* _Problem to work on_: The copy you return should hold every record below word for word and no images.

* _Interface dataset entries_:
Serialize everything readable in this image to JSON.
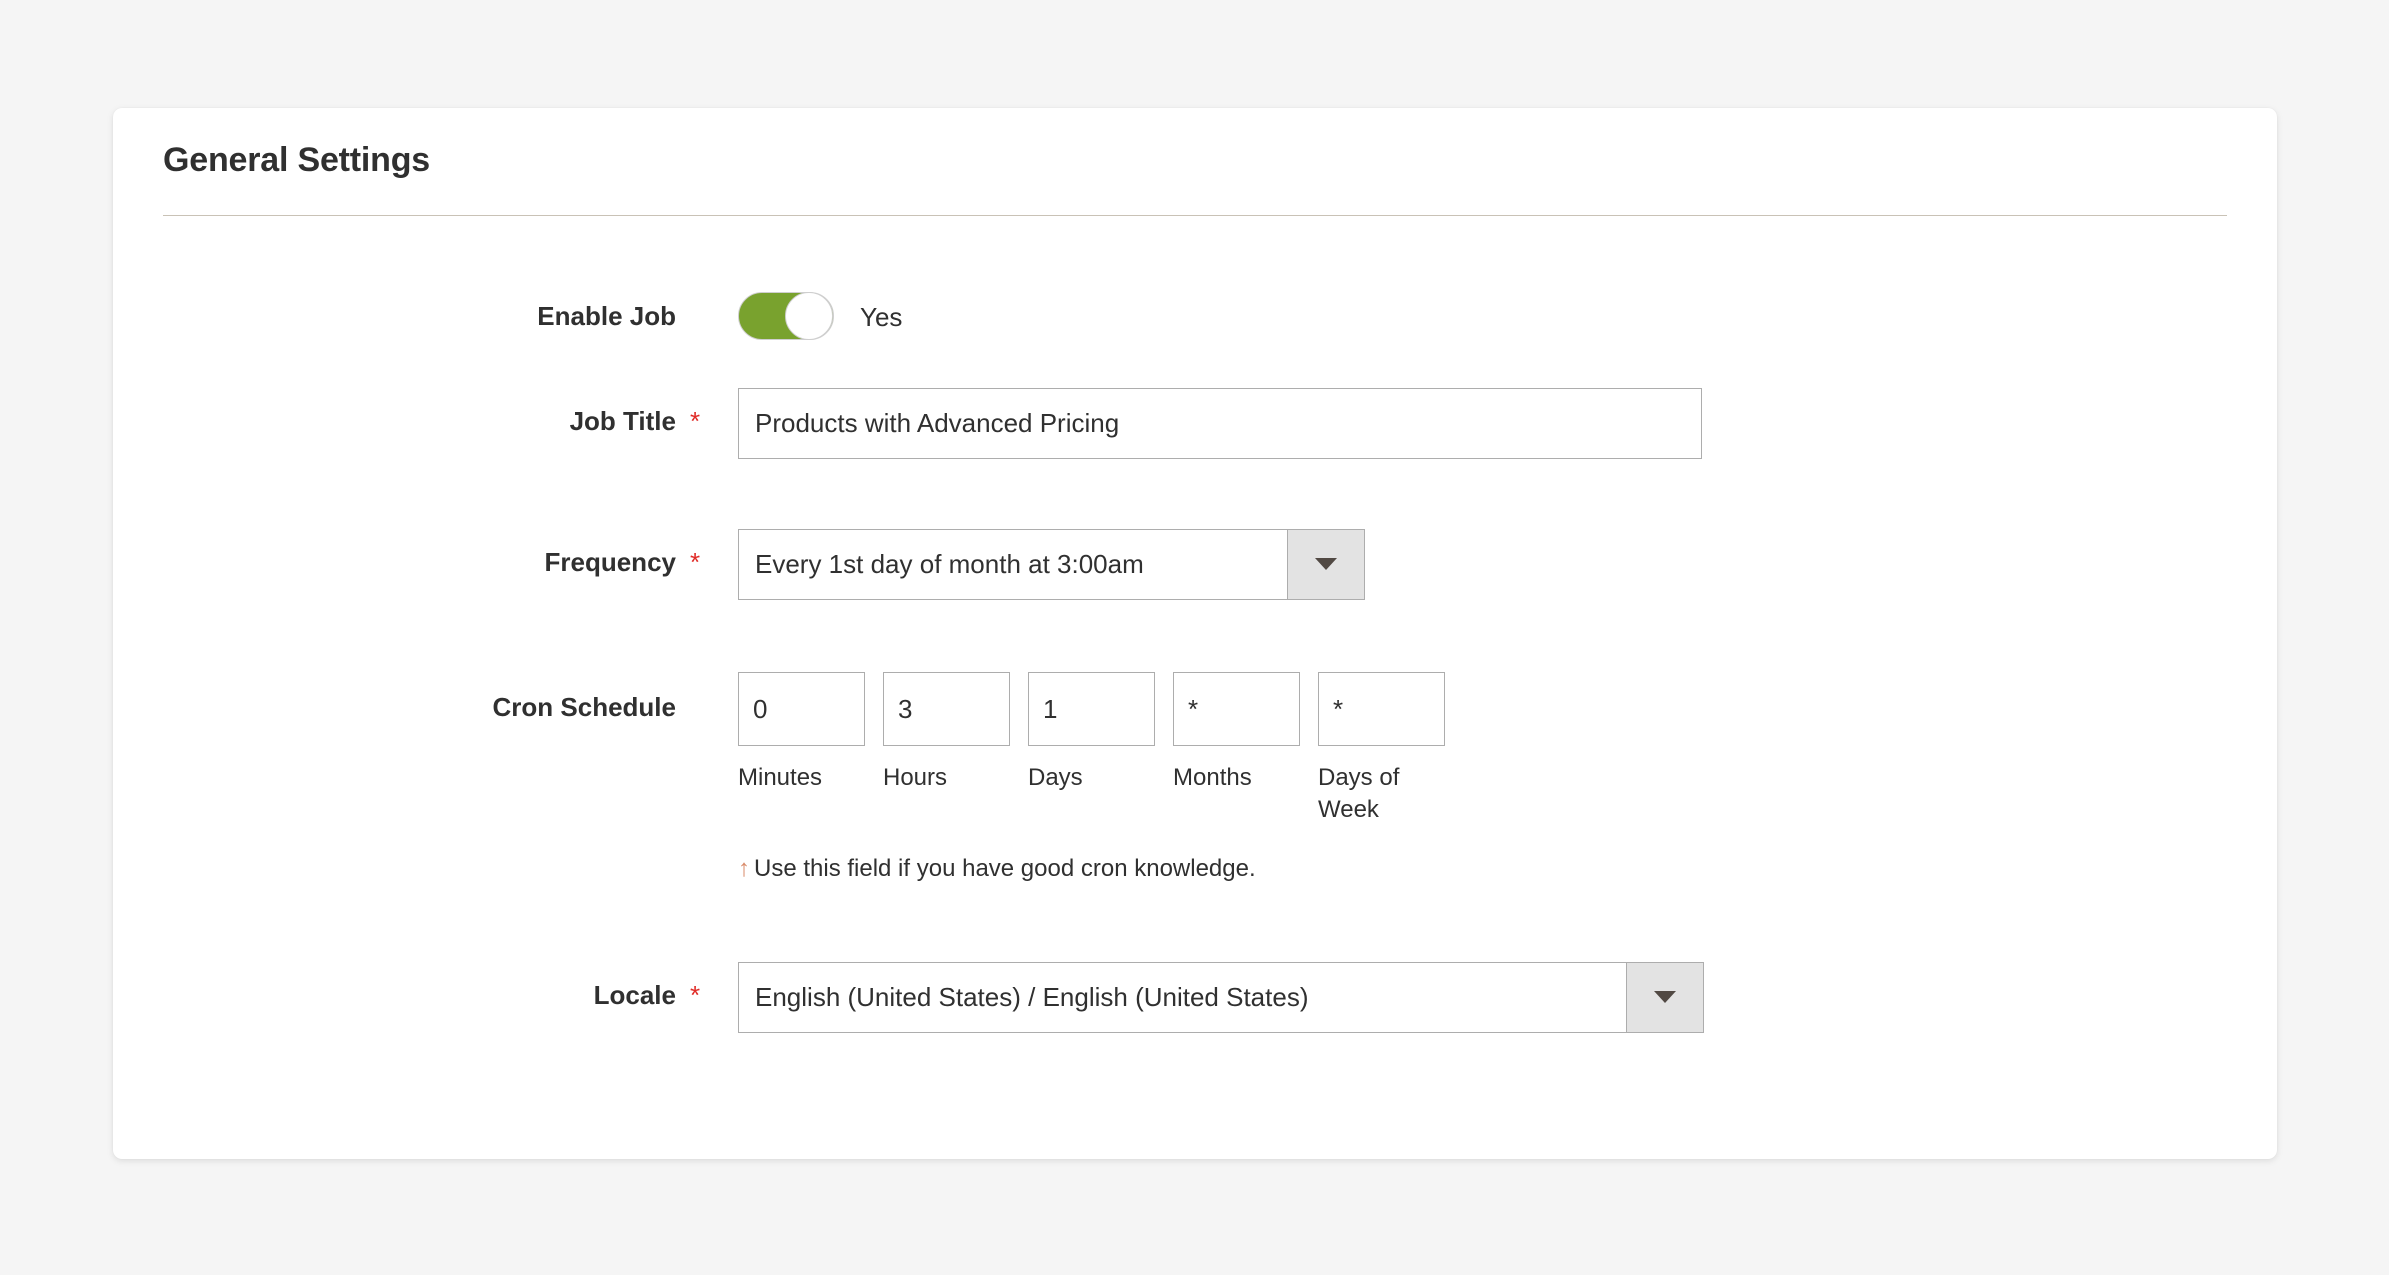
{
  "card": {
    "section_title": "General Settings"
  },
  "form": {
    "enable_job": {
      "label": "Enable Job",
      "required": false,
      "toggle_state_label": "Yes",
      "toggle_on": true,
      "on_color": "#79a22e"
    },
    "job_title": {
      "label": "Job Title",
      "required_marker": "*",
      "value": "Products with Advanced Pricing",
      "placeholder": ""
    },
    "frequency": {
      "label": "Frequency",
      "required_marker": "*",
      "selected": "Every 1st day of month at 3:00am"
    },
    "cron_schedule": {
      "label": "Cron Schedule",
      "required_marker": "",
      "fields": [
        {
          "value": "0",
          "label": "Minutes"
        },
        {
          "value": "3",
          "label": "Hours"
        },
        {
          "value": "1",
          "label": "Days"
        },
        {
          "value": "*",
          "label": "Months"
        },
        {
          "value": "*",
          "label": "Days of Week"
        }
      ],
      "note_arrow": "↑",
      "note": "Use this field if you have good cron knowledge."
    },
    "locale": {
      "label": "Locale",
      "required_marker": "*",
      "selected": "English (United States) / English (United States)"
    }
  },
  "colors": {
    "page_background": "#f5f5f5",
    "card_background": "#ffffff",
    "title_text": "#303030",
    "title_rule": "#c9c2b6",
    "required_asterisk": "#e02b27",
    "input_border": "#adadad",
    "select_button": "#e3e3e3",
    "toggle_on": "#79a22e"
  }
}
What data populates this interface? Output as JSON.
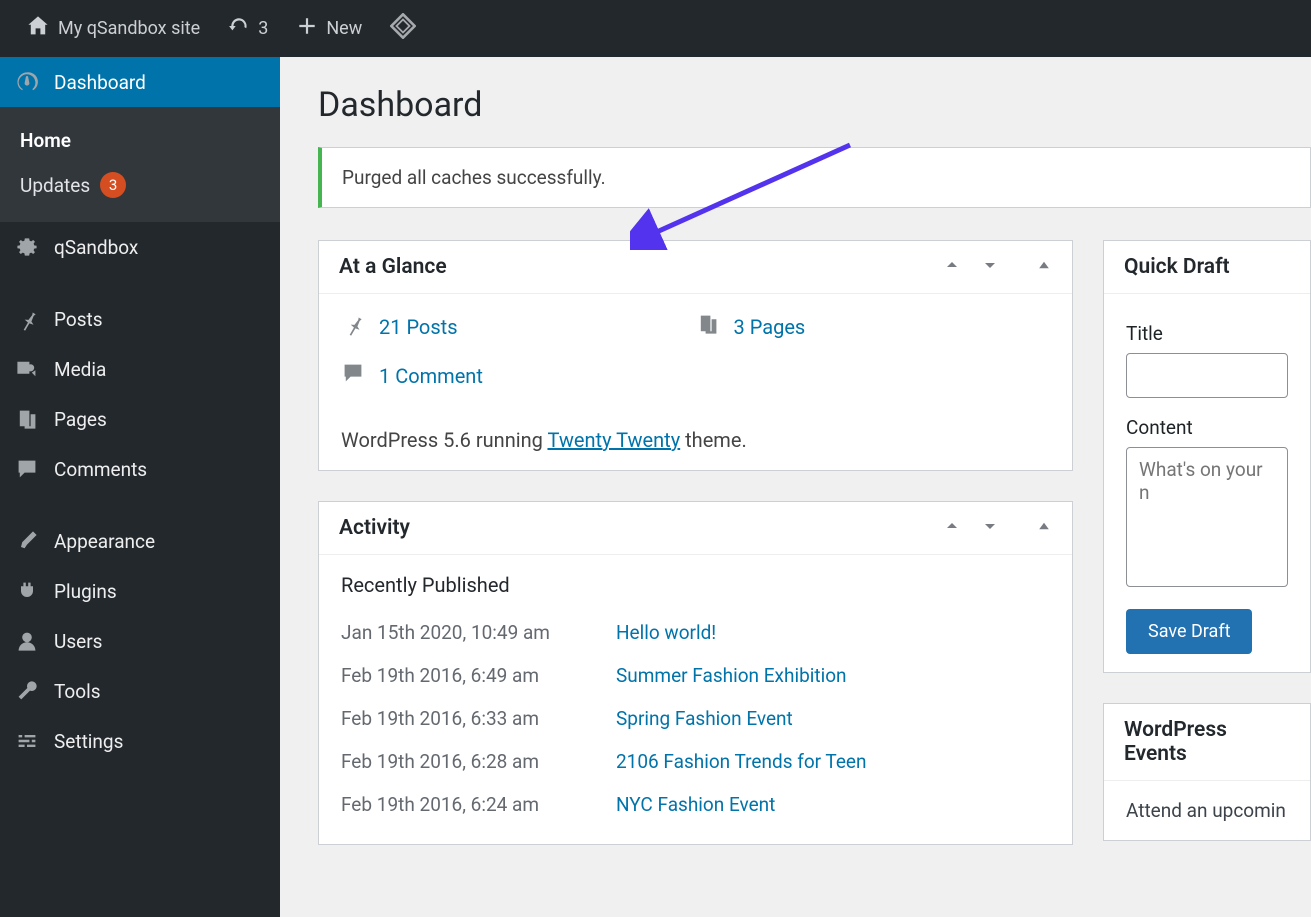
{
  "topbar": {
    "site_name": "My qSandbox site",
    "refresh_count": "3",
    "new_label": "New"
  },
  "sidebar": {
    "dashboard": "Dashboard",
    "home": "Home",
    "updates": "Updates",
    "updates_count": "3",
    "qsandbox": "qSandbox",
    "posts": "Posts",
    "media": "Media",
    "pages": "Pages",
    "comments": "Comments",
    "appearance": "Appearance",
    "plugins": "Plugins",
    "users": "Users",
    "tools": "Tools",
    "settings": "Settings"
  },
  "page_title": "Dashboard",
  "notice_text": "Purged all caches successfully.",
  "glance": {
    "title": "At a Glance",
    "posts": "21 Posts",
    "pages": "3 Pages",
    "comment": "1 Comment",
    "wp_pre": "WordPress 5.6 running ",
    "wp_theme": "Twenty Twenty",
    "wp_post": " theme."
  },
  "activity": {
    "title": "Activity",
    "subtitle": "Recently Published",
    "rows": [
      {
        "date": "Jan 15th 2020, 10:49 am",
        "link": "Hello world!"
      },
      {
        "date": "Feb 19th 2016, 6:49 am",
        "link": "Summer Fashion Exhibition"
      },
      {
        "date": "Feb 19th 2016, 6:33 am",
        "link": "Spring Fashion Event"
      },
      {
        "date": "Feb 19th 2016, 6:28 am",
        "link": "2106 Fashion Trends for Teen"
      },
      {
        "date": "Feb 19th 2016, 6:24 am",
        "link": "NYC Fashion Event"
      }
    ]
  },
  "draft": {
    "title": "Quick Draft",
    "title_label": "Title",
    "content_label": "Content",
    "content_placeholder": "What's on your n",
    "save": "Save Draft"
  },
  "events": {
    "title": "WordPress Events",
    "text": "Attend an upcomin"
  }
}
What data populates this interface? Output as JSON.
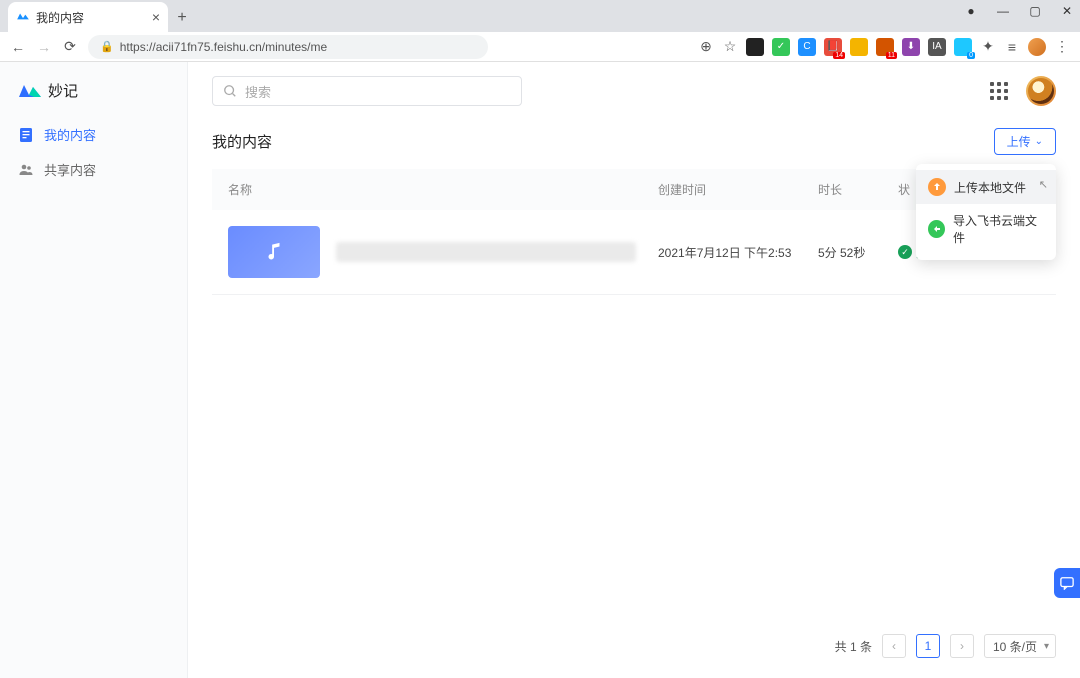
{
  "browser": {
    "tab_title": "我的内容",
    "url": "https://acii71fn75.feishu.cn/minutes/me"
  },
  "app": {
    "logo_text": "妙记",
    "nav": {
      "my_content": "我的内容",
      "shared_content": "共享内容"
    },
    "search_placeholder": "搜索",
    "page_title": "我的内容",
    "upload_label": "上传",
    "dropdown": {
      "upload_local": "上传本地文件",
      "import_cloud": "导入飞书云端文件"
    },
    "table": {
      "col_name": "名称",
      "col_created": "创建时间",
      "col_duration": "时长",
      "col_status": "状",
      "rows": [
        {
          "created": "2021年7月12日 下午2:53",
          "duration": "5分 52秒",
          "status": "完成"
        }
      ]
    },
    "pager": {
      "total": "共 1 条",
      "page": "1",
      "per_page": "10 条/页"
    }
  }
}
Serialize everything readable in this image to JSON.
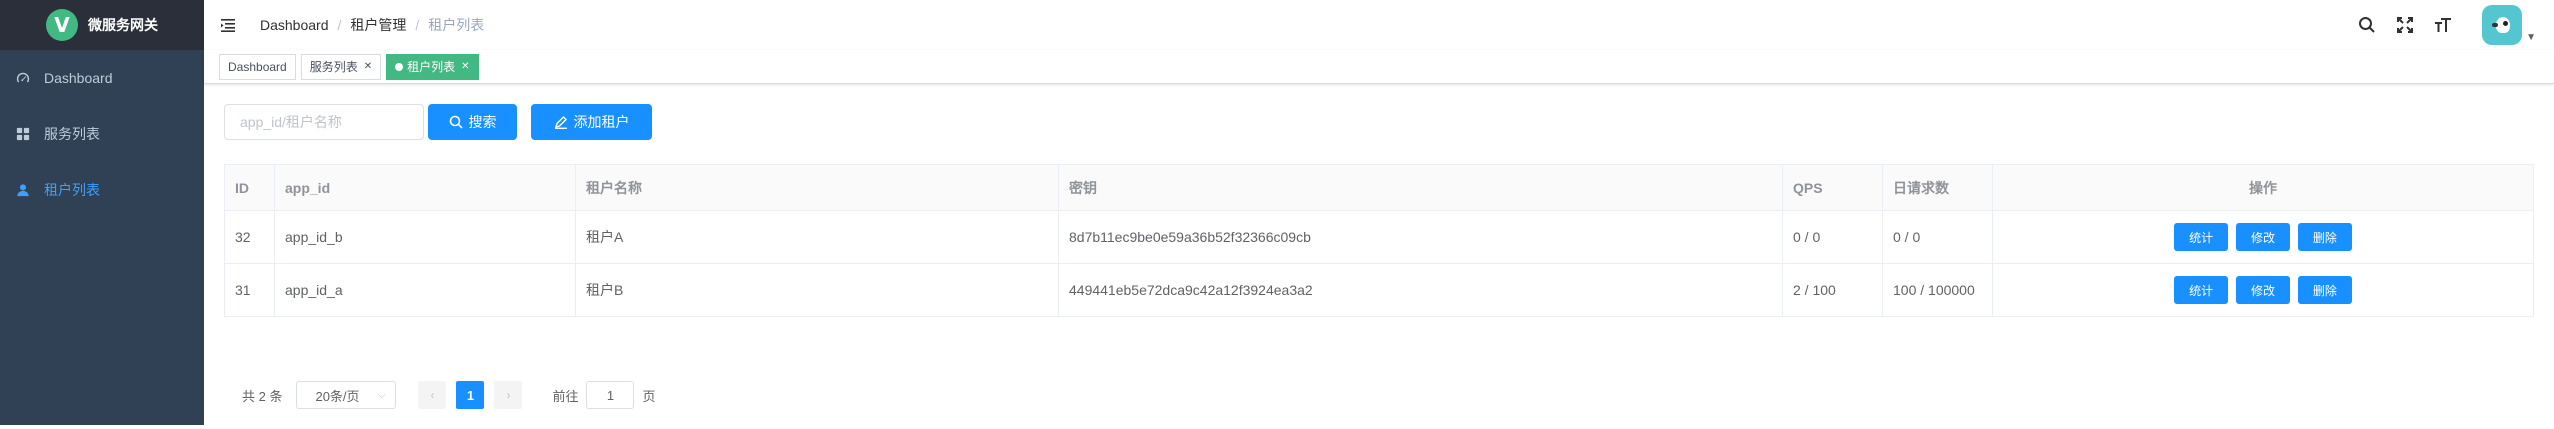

* _Response to this task_:
Serialize everything readable in this image to JSON.
{
  "card": {
    "section_title": "General Settings"
  },
  "form": {
    "enable_job": {
      "label": "Enable Job",
      "required": false,
      "toggle_state_label": "Yes",
      "toggle_on": true,
      "on_color": "#79a22e"
    },
    "job_title": {
      "label": "Job Title",
      "required_marker": "*",
      "value": "Products with Advanced Pricing",
      "placeholder": ""
    },
    "frequency": {
      "label": "Frequency",
      "required_marker": "*",
      "selected": "Every 1st day of month at 3:00am"
    },
    "cron_schedule": {
      "label": "Cron Schedule",
      "required_marker": "",
      "fields": [
        {
          "value": "0",
          "label": "Minutes"
        },
        {
          "value": "3",
          "label": "Hours"
        },
        {
          "value": "1",
          "label": "Days"
        },
        {
          "value": "*",
          "label": "Months"
        },
        {
          "value": "*",
          "label": "Days of Week"
        }
      ],
      "note_arrow": "↑",
      "note": "Use this field if you have good cron knowledge."
    },
    "locale": {
      "label": "Locale",
      "required_marker": "*",
      "selected": "English (United States) / English (United States)"
    }
  },
  "colors": {
    "page_background": "#f5f5f5",
    "card_background": "#ffffff",
    "title_text": "#303030",
    "title_rule": "#c9c2b6",
    "required_asterisk": "#e02b27",
    "input_border": "#adadad",
    "select_button": "#e3e3e3",
    "toggle_on": "#79a22e"
  }
}
What data populates this interface? Output as JSON.
{
  "topbar": {
    "site_name": "My qSandbox site",
    "refresh_count": "3",
    "new_label": "New"
  },
  "sidebar": {
    "dashboard": "Dashboard",
    "home": "Home",
    "updates": "Updates",
    "updates_count": "3",
    "qsandbox": "qSandbox",
    "posts": "Posts",
    "media": "Media",
    "pages": "Pages",
    "comments": "Comments",
    "appearance": "Appearance",
    "plugins": "Plugins",
    "users": "Users",
    "tools": "Tools",
    "settings": "Settings"
  },
  "page_title": "Dashboard",
  "notice_text": "Purged all caches successfully.",
  "glance": {
    "title": "At a Glance",
    "posts": "21 Posts",
    "pages": "3 Pages",
    "comment": "1 Comment",
    "wp_pre": "WordPress 5.6 running ",
    "wp_theme": "Twenty Twenty",
    "wp_post": " theme."
  },
  "activity": {
    "title": "Activity",
    "subtitle": "Recently Published",
    "rows": [
      {
        "date": "Jan 15th 2020, 10:49 am",
        "link": "Hello world!"
      },
      {
        "date": "Feb 19th 2016, 6:49 am",
        "link": "Summer Fashion Exhibition"
      },
      {
        "date": "Feb 19th 2016, 6:33 am",
        "link": "Spring Fashion Event"
      },
      {
        "date": "Feb 19th 2016, 6:28 am",
        "link": "2106 Fashion Trends for Teen"
      },
      {
        "date": "Feb 19th 2016, 6:24 am",
        "link": "NYC Fashion Event"
      }
    ]
  },
  "draft": {
    "title": "Quick Draft",
    "title_label": "Title",
    "content_label": "Content",
    "content_placeholder": "What's on your n",
    "save": "Save Draft"
  },
  "events": {
    "title": "WordPress Events",
    "text": "Attend an upcomin"
  }
}
What data populates this interface? Output as JSON.
{
  "browser": {
    "tab_title": "我的内容",
    "url": "https://acii71fn75.feishu.cn/minutes/me"
  },
  "app": {
    "logo_text": "妙记",
    "nav": {
      "my_content": "我的内容",
      "shared_content": "共享内容"
    },
    "search_placeholder": "搜索",
    "page_title": "我的内容",
    "upload_label": "上传",
    "dropdown": {
      "upload_local": "上传本地文件",
      "import_cloud": "导入飞书云端文件"
    },
    "table": {
      "col_name": "名称",
      "col_created": "创建时间",
      "col_duration": "时长",
      "col_status": "状",
      "rows": [
        {
          "created": "2021年7月12日 下午2:53",
          "duration": "5分 52秒",
          "status": "完成"
        }
      ]
    },
    "pager": {
      "total": "共 1 条",
      "page": "1",
      "per_page": "10 条/页"
    }
  }
}
Serialize everything readable in this image to JSON.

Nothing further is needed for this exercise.